YOUR ASSIGNMENT ▸ Filter the lines below, copying only those with the string "time".

____ DATA SUPPLIED

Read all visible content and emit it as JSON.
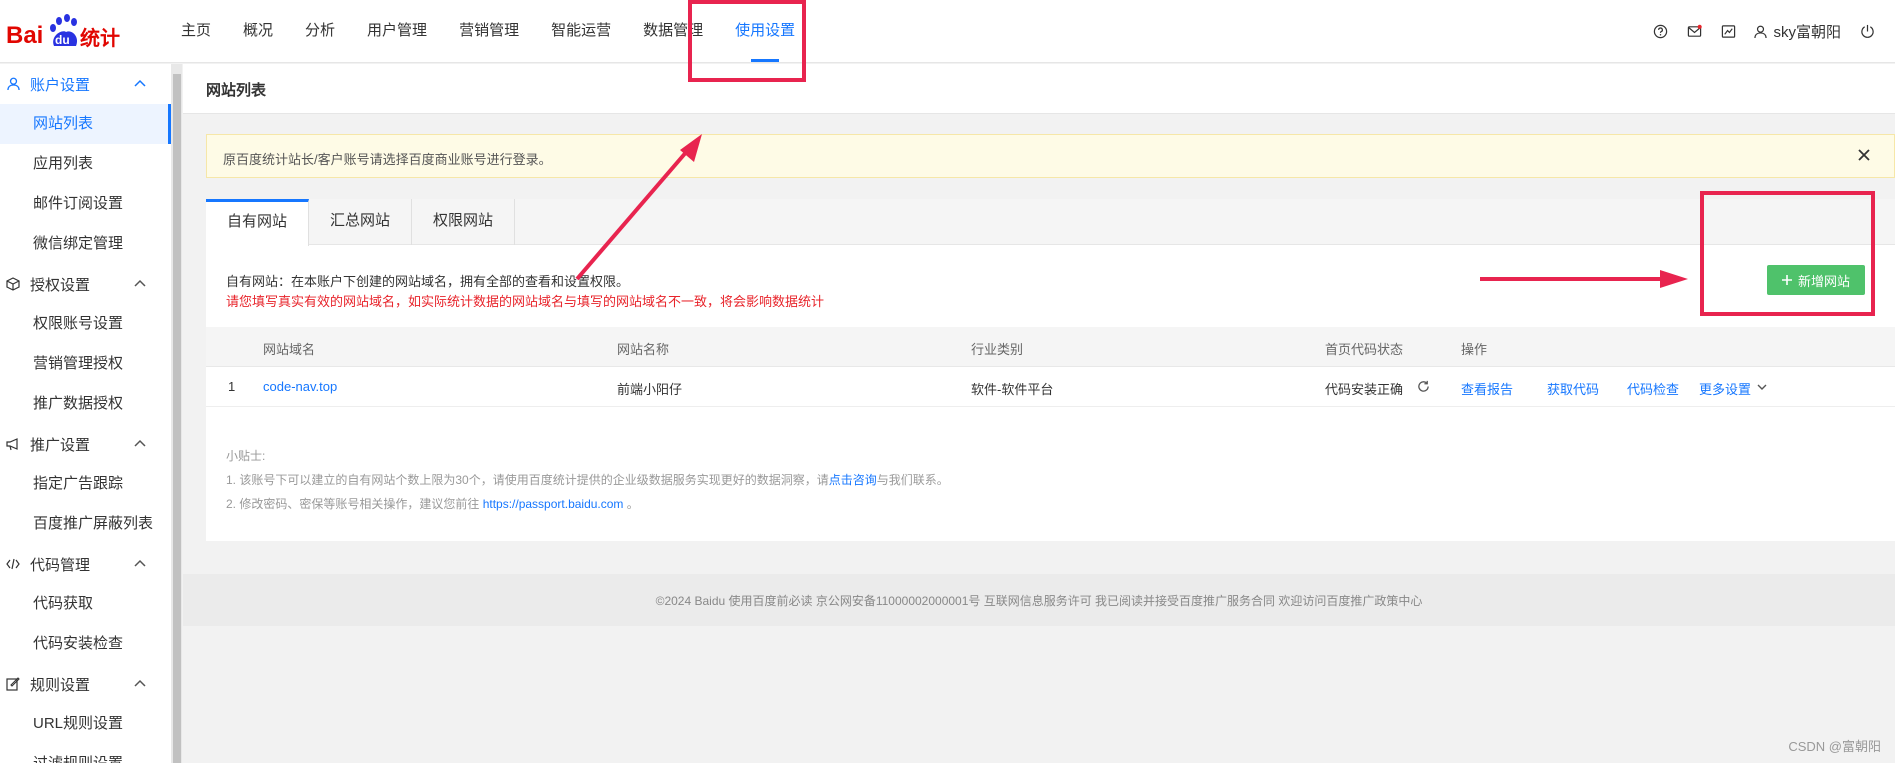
{
  "brand": {
    "logo_left": "Bai",
    "logo_mid": "du",
    "logo_right": "统计"
  },
  "nav": [
    {
      "label": "主页"
    },
    {
      "label": "概况"
    },
    {
      "label": "分析"
    },
    {
      "label": "用户管理"
    },
    {
      "label": "营销管理"
    },
    {
      "label": "智能运营"
    },
    {
      "label": "数据管理"
    },
    {
      "label": "使用设置",
      "active": true
    }
  ],
  "header_user": {
    "name": "sky富朝阳"
  },
  "sidebar": {
    "groups": [
      {
        "label": "账户设置",
        "icon": "user-icon",
        "items": [
          "网站列表",
          "应用列表",
          "邮件订阅设置",
          "微信绑定管理"
        ]
      },
      {
        "label": "授权设置",
        "icon": "cube-icon",
        "items": [
          "权限账号设置",
          "营销管理授权",
          "推广数据授权"
        ]
      },
      {
        "label": "推广设置",
        "icon": "megaphone-icon",
        "items": [
          "指定广告跟踪",
          "百度推广屏蔽列表"
        ]
      },
      {
        "label": "代码管理",
        "icon": "code-icon",
        "items": [
          "代码获取",
          "代码安装检查"
        ]
      },
      {
        "label": "规则设置",
        "icon": "edit-icon",
        "items": [
          "URL规则设置",
          "过滤规则设置"
        ]
      }
    ]
  },
  "page": {
    "title": "网站列表"
  },
  "notice": {
    "text": "原百度统计站长/客户账号请选择百度商业账号进行登录。"
  },
  "tabs": [
    "自有网站",
    "汇总网站",
    "权限网站"
  ],
  "description": {
    "line1": "自有网站：在本账户下创建的网站域名，拥有全部的查看和设置权限。",
    "line2": "请您填写真实有效的网站域名，如实际统计数据的网站域名与填写的网站域名不一致，将会影响数据统计"
  },
  "add_button": {
    "label": "新增网站"
  },
  "table": {
    "columns": [
      "网站域名",
      "网站名称",
      "行业类别",
      "首页代码状态",
      "操作"
    ],
    "rows": [
      {
        "index": "1",
        "domain": "code-nav.top",
        "name": "前端小阳仔",
        "industry": "软件-软件平台",
        "status": "代码安装正确",
        "actions": [
          "查看报告",
          "获取代码",
          "代码检查",
          "更多设置"
        ]
      }
    ]
  },
  "tips": {
    "title": "小贴士:",
    "tip1_prefix": "1. 该账号下可以建立的自有网站个数上限为30个，请使用百度统计提供的企业级数据服务实现更好的数据洞察，请",
    "tip1_link": "点击咨询",
    "tip1_suffix": "与我们联系。",
    "tip2_prefix": "2. 修改密码、密保等账号相关操作，建议您前往 ",
    "tip2_link": "https://passport.baidu.com",
    "tip2_suffix": " 。"
  },
  "footer": {
    "text": "©2024 Baidu 使用百度前必读 京公网安备11000002000001号 互联网信息服务许可 我已阅读并接受百度推广服务合同 欢迎访问百度推广政策中心"
  },
  "watermark": "CSDN @富朝阳",
  "colors": {
    "accent": "#1677ff",
    "add_button": "#4fc26b",
    "warning_text": "#e8242b",
    "annotation": "#e8244f"
  }
}
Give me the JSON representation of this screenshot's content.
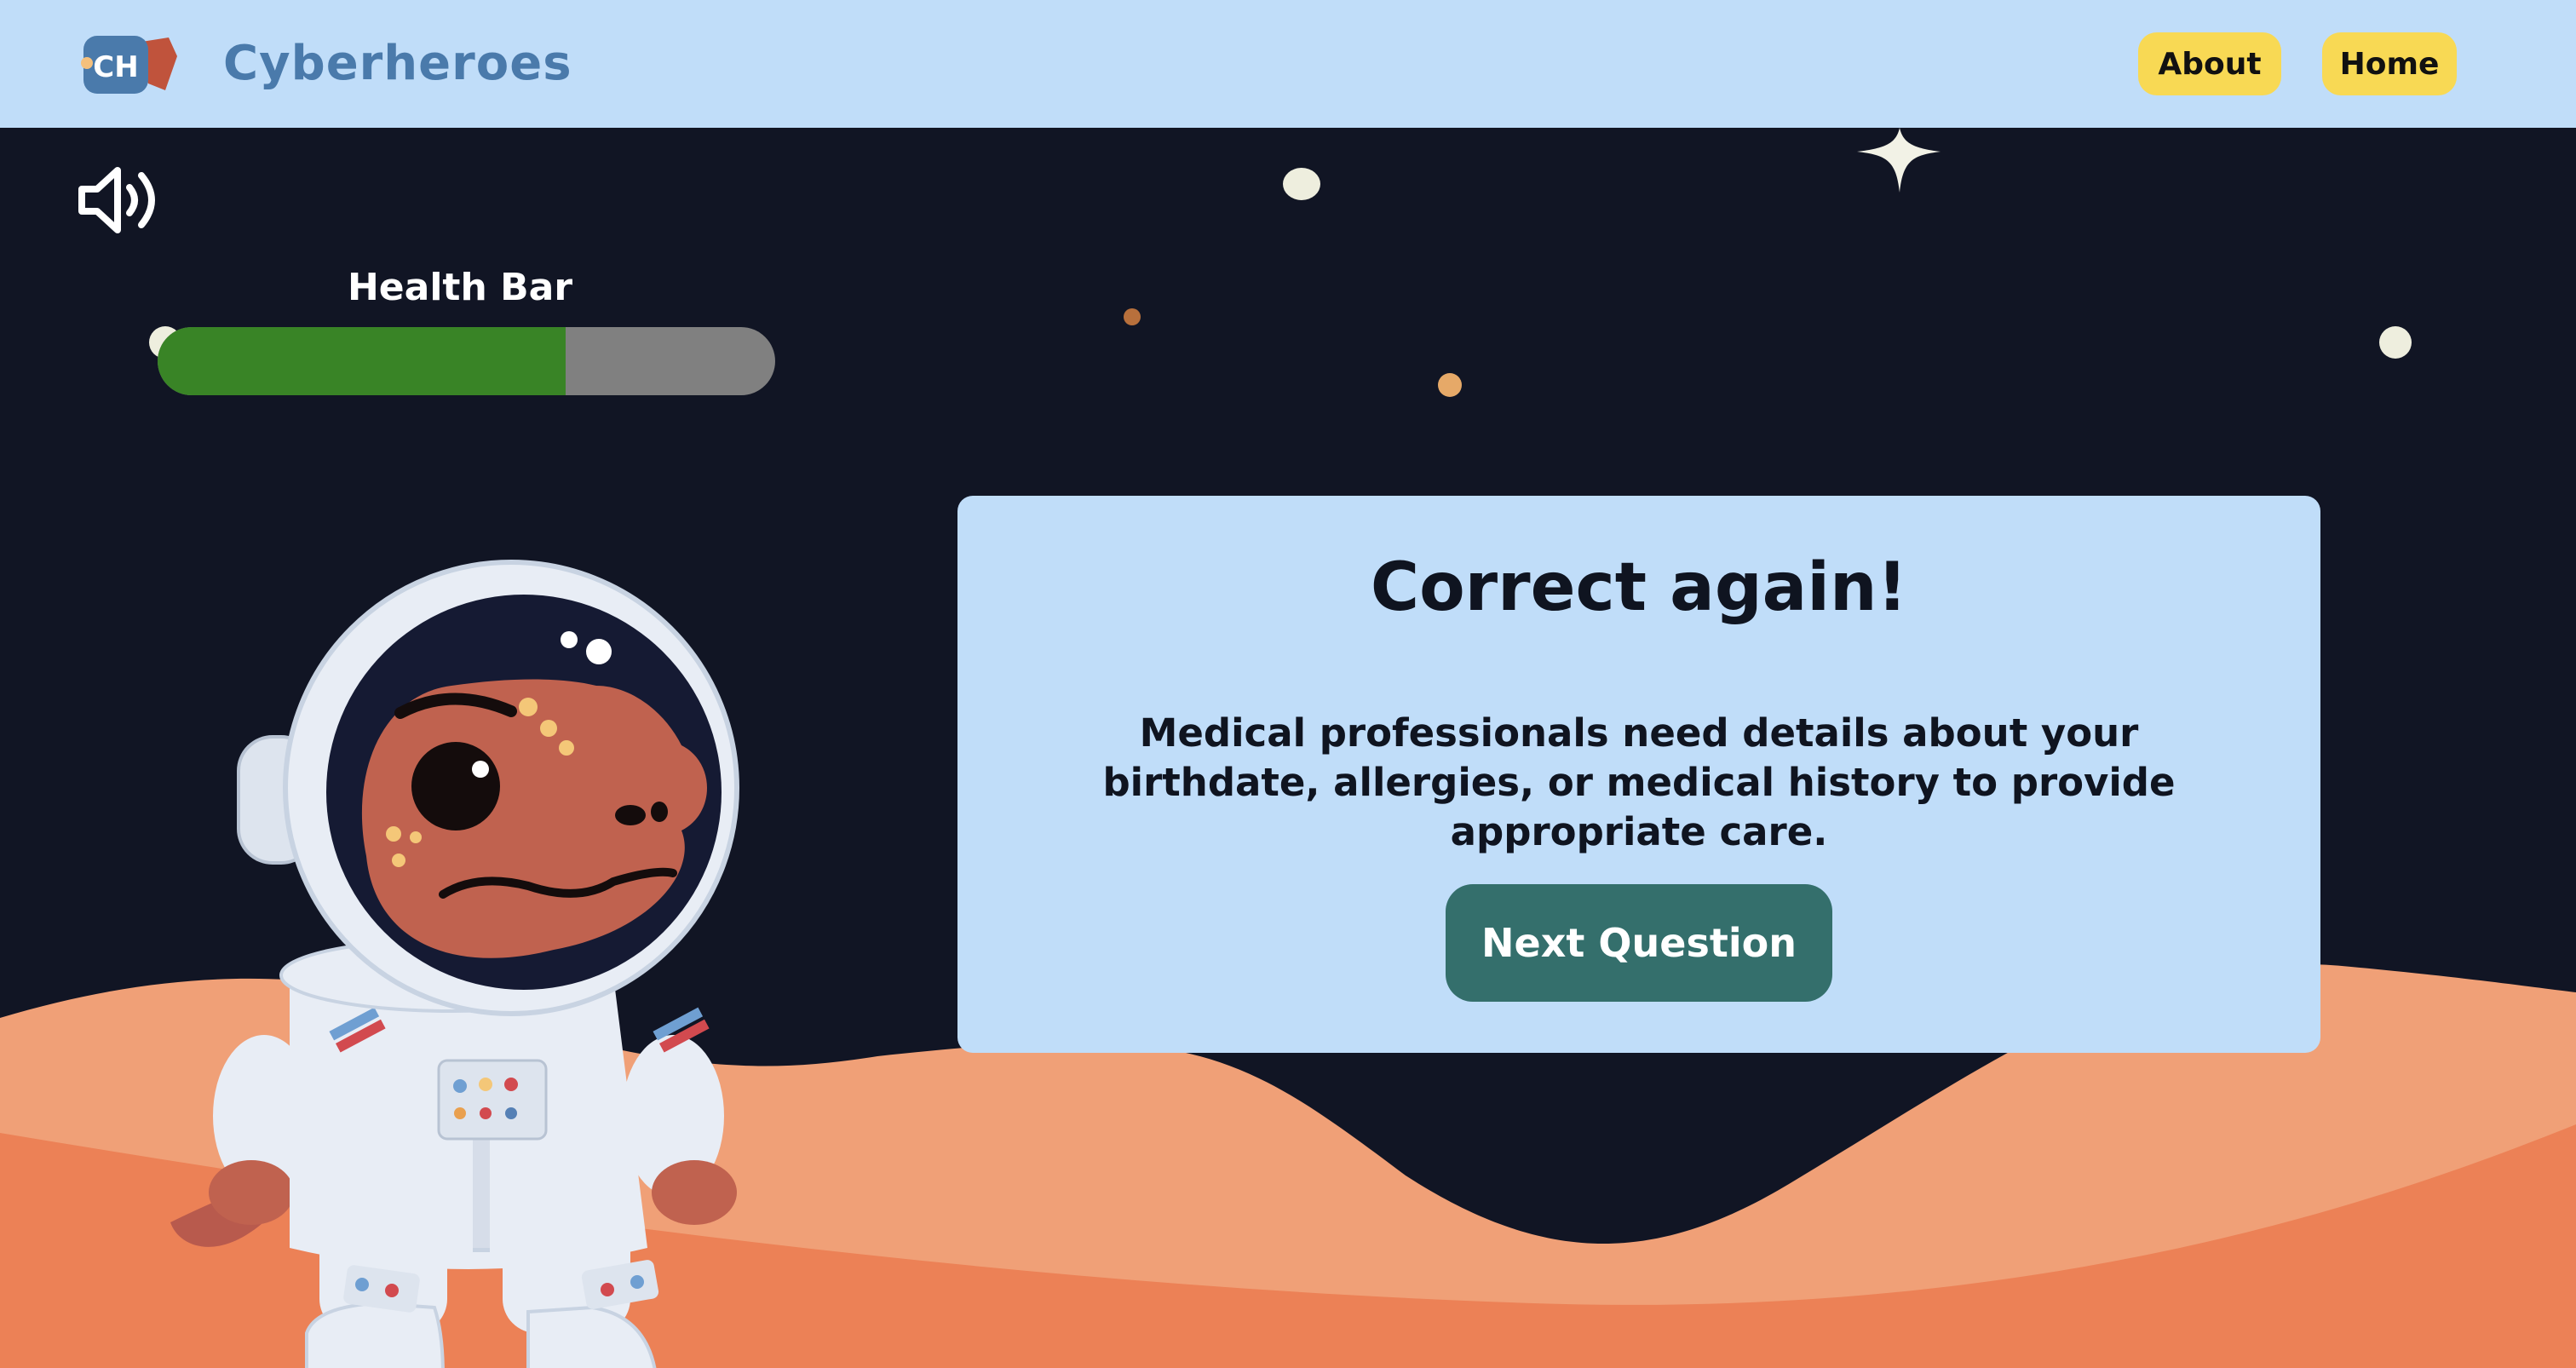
{
  "header": {
    "brand": "Cyberheroes",
    "logo_text": "CH",
    "nav": {
      "about": "About",
      "home": "Home"
    }
  },
  "game": {
    "sound_icon": "speaker-volume-icon",
    "health_bar_label": "Health Bar",
    "health_fraction": 0.66
  },
  "feedback": {
    "title": "Correct again!",
    "message": "Medical professionals need details about your birthdate, allergies, or medical history to provide appropriate care.",
    "next_label": "Next Question"
  },
  "colors": {
    "header_bg": "#c0ddf9",
    "space_bg": "#111524",
    "nav_button": "#f8d954",
    "health_fill": "#398426",
    "health_track": "#808080",
    "card_bg": "#c0ddf9",
    "next_button": "#346f6c",
    "brand_text": "#4a7aab"
  }
}
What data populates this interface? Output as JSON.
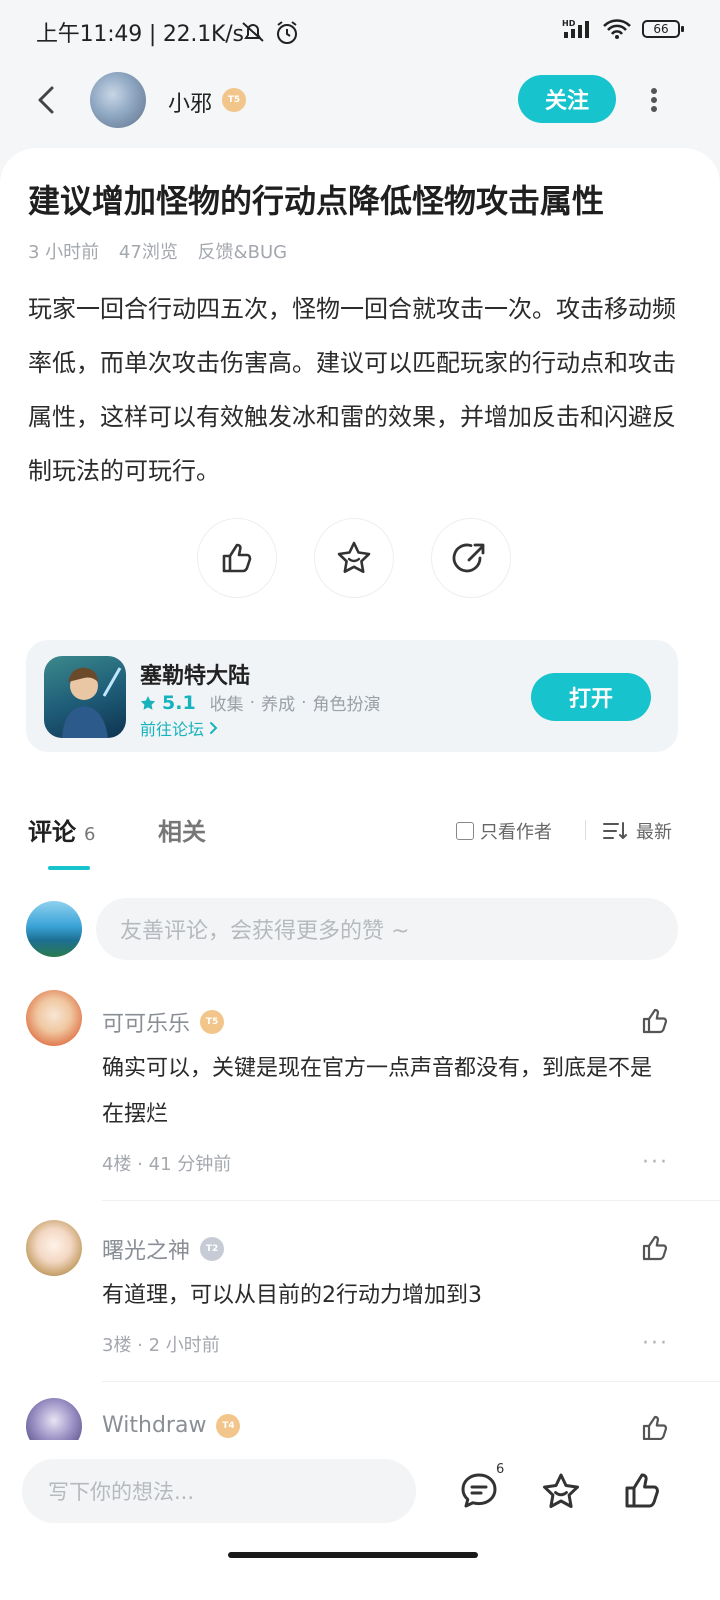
{
  "status_bar": {
    "time": "上午11:49",
    "speed": "22.1K/s",
    "battery": "66",
    "network": "HD"
  },
  "header": {
    "user_name": "小邪",
    "user_badge": "T5",
    "follow_label": "关注"
  },
  "post": {
    "title": "建议增加怪物的行动点降低怪物攻击属性",
    "time": "3 小时前",
    "views": "47浏览",
    "category": "反馈&BUG",
    "content": "玩家一回合行动四五次，怪物一回合就攻击一次。攻击移动频率低，而单次攻击伤害高。建议可以匹配玩家的行动点和攻击属性，这样可以有效触发冰和雷的效果，并增加反击和闪避反制玩法的可玩行。"
  },
  "game": {
    "name": "塞勒特大陆",
    "rating": "5.1",
    "tags": [
      "收集",
      "养成",
      "角色扮演"
    ],
    "forum_link": "前往论坛",
    "open_label": "打开"
  },
  "comments_section": {
    "tab_comments": "评论",
    "comment_count": "6",
    "tab_related": "相关",
    "only_author": "只看作者",
    "sort_label": "最新",
    "input_placeholder": "友善评论，会获得更多的赞 ~"
  },
  "comments": [
    {
      "name": "可可乐乐",
      "badge": "T5",
      "text": "确实可以，关键是现在官方一点声音都没有，到底是不是在摆烂",
      "floor": "4楼",
      "time": "41 分钟前"
    },
    {
      "name": "曙光之神",
      "badge": "T2",
      "text": "有道理，可以从目前的2行动力增加到3",
      "floor": "3楼",
      "time": "2 小时前"
    },
    {
      "name": "Withdraw",
      "badge": "T4"
    }
  ],
  "bottom_bar": {
    "input_placeholder": "写下你的想法...",
    "comment_count": "6"
  },
  "colors": {
    "accent": "#17c3cc",
    "badge_gold": "#f2c58a",
    "badge_silver": "#c7cbd6"
  }
}
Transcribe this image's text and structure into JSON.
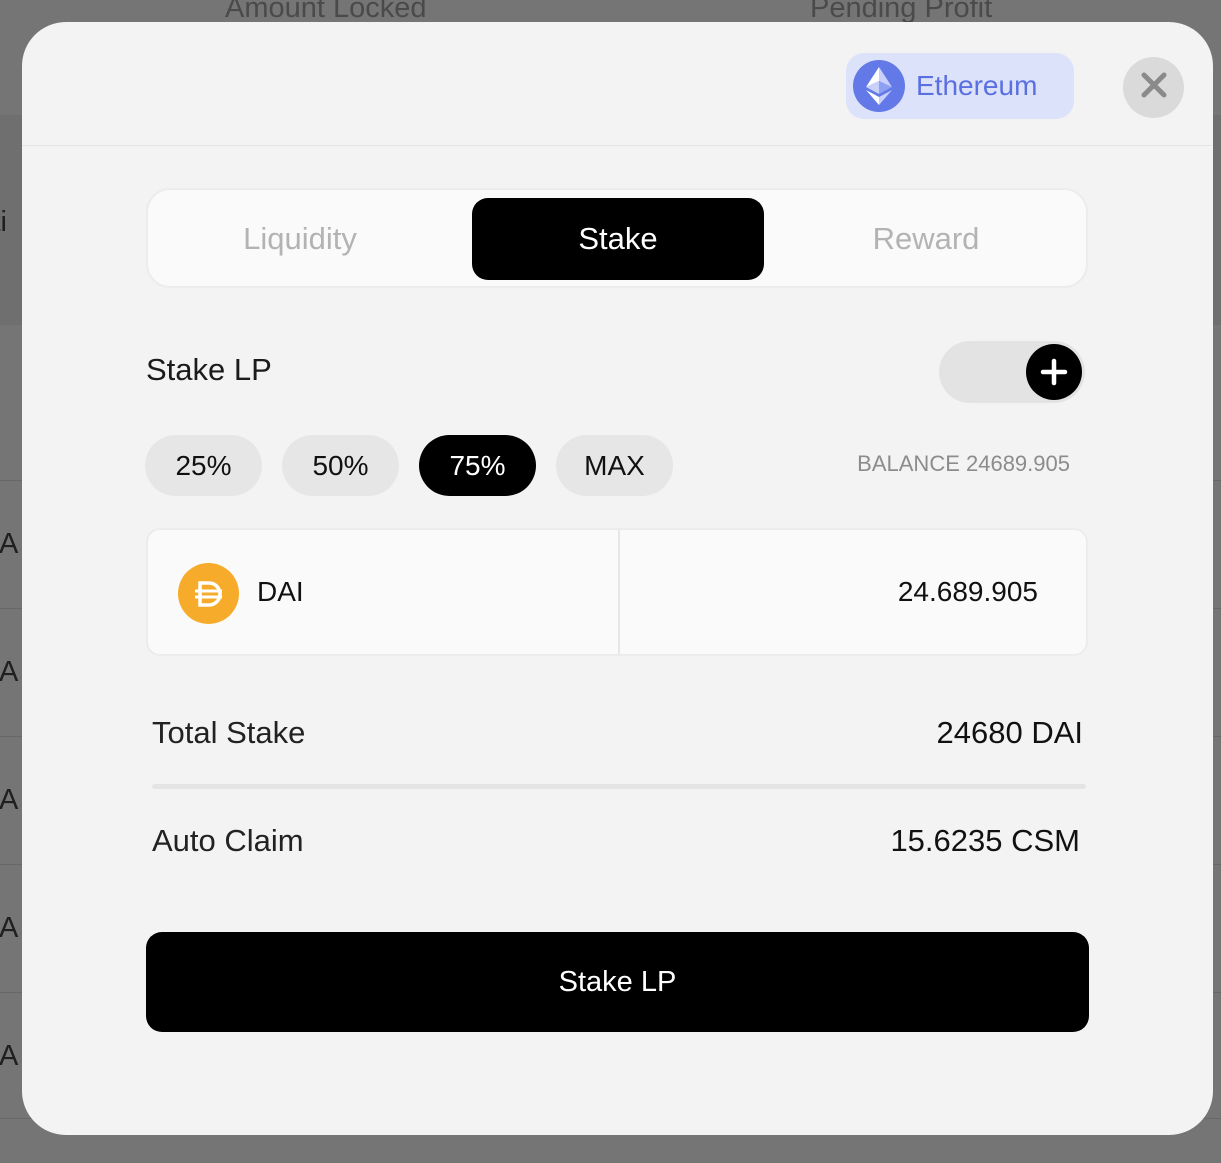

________

RESPONSE FOR THIS EXERCISE ▸
    "time": "上午11:49",
    "time": "3 小时前",
      "time": "41 分钟前"
      "time": "2 小时前"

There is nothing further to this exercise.